» EXERCISE GOAL
What you return should match the data below exactly, line for line.

» TASK INPUT

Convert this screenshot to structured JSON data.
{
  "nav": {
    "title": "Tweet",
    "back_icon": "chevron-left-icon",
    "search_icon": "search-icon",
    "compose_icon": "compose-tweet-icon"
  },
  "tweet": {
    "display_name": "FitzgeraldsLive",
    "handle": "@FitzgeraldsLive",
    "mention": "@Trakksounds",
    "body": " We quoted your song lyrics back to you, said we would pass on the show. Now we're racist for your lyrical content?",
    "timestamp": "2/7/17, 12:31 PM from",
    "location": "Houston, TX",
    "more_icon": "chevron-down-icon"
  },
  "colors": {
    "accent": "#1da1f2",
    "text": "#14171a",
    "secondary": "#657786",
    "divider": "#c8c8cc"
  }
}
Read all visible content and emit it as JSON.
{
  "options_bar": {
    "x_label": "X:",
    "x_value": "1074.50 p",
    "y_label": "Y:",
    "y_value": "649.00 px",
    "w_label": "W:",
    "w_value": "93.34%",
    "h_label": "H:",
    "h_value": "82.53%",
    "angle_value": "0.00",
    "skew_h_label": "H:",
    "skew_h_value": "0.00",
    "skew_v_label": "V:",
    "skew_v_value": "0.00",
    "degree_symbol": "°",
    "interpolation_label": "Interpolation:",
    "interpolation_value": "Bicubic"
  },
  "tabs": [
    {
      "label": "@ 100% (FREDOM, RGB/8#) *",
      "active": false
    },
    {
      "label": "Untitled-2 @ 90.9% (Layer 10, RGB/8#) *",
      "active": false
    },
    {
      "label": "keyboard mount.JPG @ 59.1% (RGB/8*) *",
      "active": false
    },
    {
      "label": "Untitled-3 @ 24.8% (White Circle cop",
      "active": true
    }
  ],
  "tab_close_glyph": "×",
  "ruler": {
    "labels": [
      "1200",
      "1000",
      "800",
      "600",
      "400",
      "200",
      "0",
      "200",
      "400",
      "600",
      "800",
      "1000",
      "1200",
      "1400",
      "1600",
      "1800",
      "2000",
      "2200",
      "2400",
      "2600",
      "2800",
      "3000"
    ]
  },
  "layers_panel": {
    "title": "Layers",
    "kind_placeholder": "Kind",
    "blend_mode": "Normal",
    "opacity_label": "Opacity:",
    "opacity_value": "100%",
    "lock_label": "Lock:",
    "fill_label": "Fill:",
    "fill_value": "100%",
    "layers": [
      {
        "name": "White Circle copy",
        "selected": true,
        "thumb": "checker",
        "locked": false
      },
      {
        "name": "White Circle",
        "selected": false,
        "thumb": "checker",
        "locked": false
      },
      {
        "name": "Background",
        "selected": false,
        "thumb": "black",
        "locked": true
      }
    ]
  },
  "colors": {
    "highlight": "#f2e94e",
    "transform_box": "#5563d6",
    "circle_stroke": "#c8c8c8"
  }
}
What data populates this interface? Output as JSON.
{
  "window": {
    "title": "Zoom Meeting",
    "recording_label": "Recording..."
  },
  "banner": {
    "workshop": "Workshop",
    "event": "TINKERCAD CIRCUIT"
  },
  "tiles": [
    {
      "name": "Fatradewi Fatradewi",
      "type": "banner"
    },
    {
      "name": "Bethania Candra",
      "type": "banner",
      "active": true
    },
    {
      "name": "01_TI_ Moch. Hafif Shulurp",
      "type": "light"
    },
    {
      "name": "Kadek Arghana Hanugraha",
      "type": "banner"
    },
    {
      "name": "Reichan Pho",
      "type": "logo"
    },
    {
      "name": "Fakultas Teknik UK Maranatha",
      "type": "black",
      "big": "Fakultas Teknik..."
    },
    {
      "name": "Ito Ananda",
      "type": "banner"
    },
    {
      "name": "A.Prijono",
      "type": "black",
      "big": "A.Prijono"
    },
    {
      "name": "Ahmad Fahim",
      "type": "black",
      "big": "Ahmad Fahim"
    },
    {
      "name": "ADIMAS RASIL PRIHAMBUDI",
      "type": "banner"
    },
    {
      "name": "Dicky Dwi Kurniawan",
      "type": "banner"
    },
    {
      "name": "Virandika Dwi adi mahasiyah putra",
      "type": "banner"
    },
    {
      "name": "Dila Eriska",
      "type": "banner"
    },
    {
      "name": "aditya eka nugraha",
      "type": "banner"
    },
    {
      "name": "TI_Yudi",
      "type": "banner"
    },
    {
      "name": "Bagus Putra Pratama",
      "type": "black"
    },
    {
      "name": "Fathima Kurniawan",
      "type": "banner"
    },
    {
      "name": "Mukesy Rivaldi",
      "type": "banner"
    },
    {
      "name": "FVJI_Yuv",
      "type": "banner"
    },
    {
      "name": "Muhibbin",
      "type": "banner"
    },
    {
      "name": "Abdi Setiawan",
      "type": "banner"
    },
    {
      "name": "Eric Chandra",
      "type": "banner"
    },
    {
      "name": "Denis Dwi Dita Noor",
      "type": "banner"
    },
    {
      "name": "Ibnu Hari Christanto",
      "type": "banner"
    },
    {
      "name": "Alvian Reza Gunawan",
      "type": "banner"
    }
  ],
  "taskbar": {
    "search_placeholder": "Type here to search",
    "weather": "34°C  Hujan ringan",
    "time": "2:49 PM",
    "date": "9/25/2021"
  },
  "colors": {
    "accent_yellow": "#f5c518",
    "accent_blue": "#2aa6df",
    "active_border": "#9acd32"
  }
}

» RESULT OF THE EXERCISE
Convert this screenshot to structured JSON data.
{
  "nav": {
    "title": "Tweet",
    "back_icon": "chevron-left-icon",
    "search_icon": "search-icon",
    "compose_icon": "compose-tweet-icon"
  },
  "tweet": {
    "display_name": "FitzgeraldsLive",
    "handle": "@FitzgeraldsLive",
    "mention": "@Trakksounds",
    "body": " We quoted your song lyrics back to you, said we would pass on the show. Now we're racist for your lyrical content?",
    "timestamp": "2/7/17, 12:31 PM from",
    "location": "Houston, TX",
    "more_icon": "chevron-down-icon"
  },
  "colors": {
    "accent": "#1da1f2",
    "text": "#14171a",
    "secondary": "#657786",
    "divider": "#c8c8cc"
  }
}
Read all visible content and emit it as JSON.
{
  "options_bar": {
    "x_label": "X:",
    "x_value": "1074.50 p",
    "y_label": "Y:",
    "y_value": "649.00 px",
    "w_label": "W:",
    "w_value": "93.34%",
    "h_label": "H:",
    "h_value": "82.53%",
    "angle_value": "0.00",
    "skew_h_label": "H:",
    "skew_h_value": "0.00",
    "skew_v_label": "V:",
    "skew_v_value": "0.00",
    "degree_symbol": "°",
    "interpolation_label": "Interpolation:",
    "interpolation_value": "Bicubic"
  },
  "tabs": [
    {
      "label": "@ 100% (FREDOM, RGB/8#) *",
      "active": false
    },
    {
      "label": "Untitled-2 @ 90.9% (Layer 10, RGB/8#) *",
      "active": false
    },
    {
      "label": "keyboard mount.JPG @ 59.1% (RGB/8*) *",
      "active": false
    },
    {
      "label": "Untitled-3 @ 24.8% (White Circle cop",
      "active": true
    }
  ],
  "tab_close_glyph": "×",
  "ruler": {
    "labels": [
      "1200",
      "1000",
      "800",
      "600",
      "400",
      "200",
      "0",
      "200",
      "400",
      "600",
      "800",
      "1000",
      "1200",
      "1400",
      "1600",
      "1800",
      "2000",
      "2200",
      "2400",
      "2600",
      "2800",
      "3000"
    ]
  },
  "layers_panel": {
    "title": "Layers",
    "kind_placeholder": "Kind",
    "blend_mode": "Normal",
    "opacity_label": "Opacity:",
    "opacity_value": "100%",
    "lock_label": "Lock:",
    "fill_label": "Fill:",
    "fill_value": "100%",
    "layers": [
      {
        "name": "White Circle copy",
        "selected": true,
        "thumb": "checker",
        "locked": false
      },
      {
        "name": "White Circle",
        "selected": false,
        "thumb": "checker",
        "locked": false
      },
      {
        "name": "Background",
        "selected": false,
        "thumb": "black",
        "locked": true
      }
    ]
  },
  "colors": {
    "highlight": "#f2e94e",
    "transform_box": "#5563d6",
    "circle_stroke": "#c8c8c8"
  }
}
What data populates this interface? Output as JSON.
{
  "window": {
    "title": "Zoom Meeting",
    "recording_label": "Recording..."
  },
  "banner": {
    "workshop": "Workshop",
    "event": "TINKERCAD CIRCUIT"
  },
  "tiles": [
    {
      "name": "Fatradewi Fatradewi",
      "type": "banner"
    },
    {
      "name": "Bethania Candra",
      "type": "banner",
      "active": true
    },
    {
      "name": "01_TI_ Moch. Hafif Shulurp",
      "type": "light"
    },
    {
      "name": "Kadek Arghana Hanugraha",
      "type": "banner"
    },
    {
      "name": "Reichan Pho",
      "type": "logo"
    },
    {
      "name": "Fakultas Teknik UK Maranatha",
      "type": "black",
      "big": "Fakultas Teknik..."
    },
    {
      "name": "Ito Ananda",
      "type": "banner"
    },
    {
      "name": "A.Prijono",
      "type": "black",
      "big": "A.Prijono"
    },
    {
      "name": "Ahmad Fahim",
      "type": "black",
      "big": "Ahmad Fahim"
    },
    {
      "name": "ADIMAS RASIL PRIHAMBUDI",
      "type": "banner"
    },
    {
      "name": "Dicky Dwi Kurniawan",
      "type": "banner"
    },
    {
      "name": "Virandika Dwi adi mahasiyah putra",
      "type": "banner"
    },
    {
      "name": "Dila Eriska",
      "type": "banner"
    },
    {
      "name": "aditya eka nugraha",
      "type": "banner"
    },
    {
      "name": "TI_Yudi",
      "type": "banner"
    },
    {
      "name": "Bagus Putra Pratama",
      "type": "black"
    },
    {
      "name": "Fathima Kurniawan",
      "type": "banner"
    },
    {
      "name": "Mukesy Rivaldi",
      "type": "banner"
    },
    {
      "name": "FVJI_Yuv",
      "type": "banner"
    },
    {
      "name": "Muhibbin",
      "type": "banner"
    },
    {
      "name": "Abdi Setiawan",
      "type": "banner"
    },
    {
      "name": "Eric Chandra",
      "type": "banner"
    },
    {
      "name": "Denis Dwi Dita Noor",
      "type": "banner"
    },
    {
      "name": "Ibnu Hari Christanto",
      "type": "banner"
    },
    {
      "name": "Alvian Reza Gunawan",
      "type": "banner"
    }
  ],
  "taskbar": {
    "search_placeholder": "Type here to search",
    "weather": "34°C  Hujan ringan",
    "time": "2:49 PM",
    "date": "9/25/2021"
  },
  "colors": {
    "accent_yellow": "#f5c518",
    "accent_blue": "#2aa6df",
    "active_border": "#9acd32"
  }
}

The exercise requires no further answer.